  • Appenroth K.-J., Bergfeld R., 1993. Photophysiology of turion germination in Spirodela polyrhiza (L.) Schleiden. XI. Structural changes during red light induced responses. Plant Physiol. 141, 583-588.
  • Appenroth K.-J., Gabryś H., 2001. Light-induced starch degradation in non-dormant turions of Spirodela polyrhiza. Photochem. Photobiol. 73, 77-82.
  • Appenroth K.-J., Teller S., Horn M., 1996. Photophysiology of turion formation and germination in Spirodela polyrhiza. Biologia Plantarum 38, 95-106.
  • Dölger K., Tirlapur U. K., Appenroth K.-J., 1997. Phytochrome-regulated starch degradation in germinating turions of Spirodela polyrhiza. Photochem. Photobiol. 66, 124-127.

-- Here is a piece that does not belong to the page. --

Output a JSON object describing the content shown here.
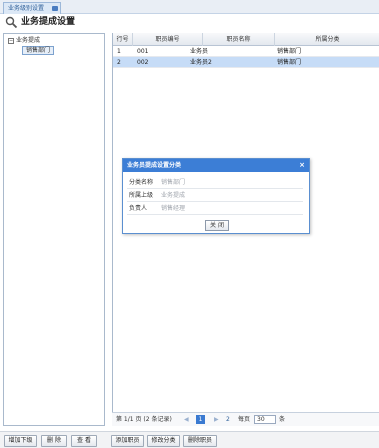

  • Lu Y., Gehan J. P., Sharkey T. D., 2005. Daylength and circadian effects on starch degradation and maltose metabolism. Plant Physiol. 138, 2280-2291.
  • Kopcewicz J., Lewak S., 2005. Fizjologia roślin. Wydawnictwo Naukowe PWN, Warszawa.
  • McManus M., Plaxton W., 2006. Control of primary metabolism in plants. Ann. Plant Rev. 22, 266-269
  • Reinmann R., Hippler M., Machelett B., Appenroth K.-J., 2004. Light induces phosphorylation of glucan water dikinase, which precedes starch degradation in turions of the duckweed Spirodela polyrhiza. Plant Physiol. 135, 121-128.
  • Reinmann R., Ritte G., Steup M., Appenroth K.-J, 2002. Association of α-amylase and the R1 protein with starch granules precedes the initiation of net starch degradation in turions of Spirodela polyrhiza. Physiologia Plantarum 114, 2-12.
  • Samojedny D., Orzechowski S., 2007. Nowe spojrzenie na proces degradacji ziaren skrobi w chloroplastach Arabidopsis thaliana L. Postępy Biochemii 53, 74-83.
  • Smith A. M., Zeeman S. C., Smith S. M., 2005. Starch degradation. Ann. Rev. Plant Biol. 56, 73-98.
  • Szweykowska A., Szweykowski J., 2007. Botanika. Wydawnictwo Naukowe PWN, Warszawa.
  • Taiz L., Zeiger E., 2006. Plant Physiology. Sinauer Associates, Inc.
  • Tetlow I. J., Morell M. K., Emes M. J., 2004. Recent developments in understanding the regulation of starch metabolism in higher plants. J. Exp. Botan. 55, 2131-2145.
Document Type
Publication order reference
Identifiers
YADDA identifier
bwmeta1.element.bwnjournal-article-ksv58p211kz
JavaScript is turned off in your web browser. Turn it on to take full advantage of this site, then refresh the page.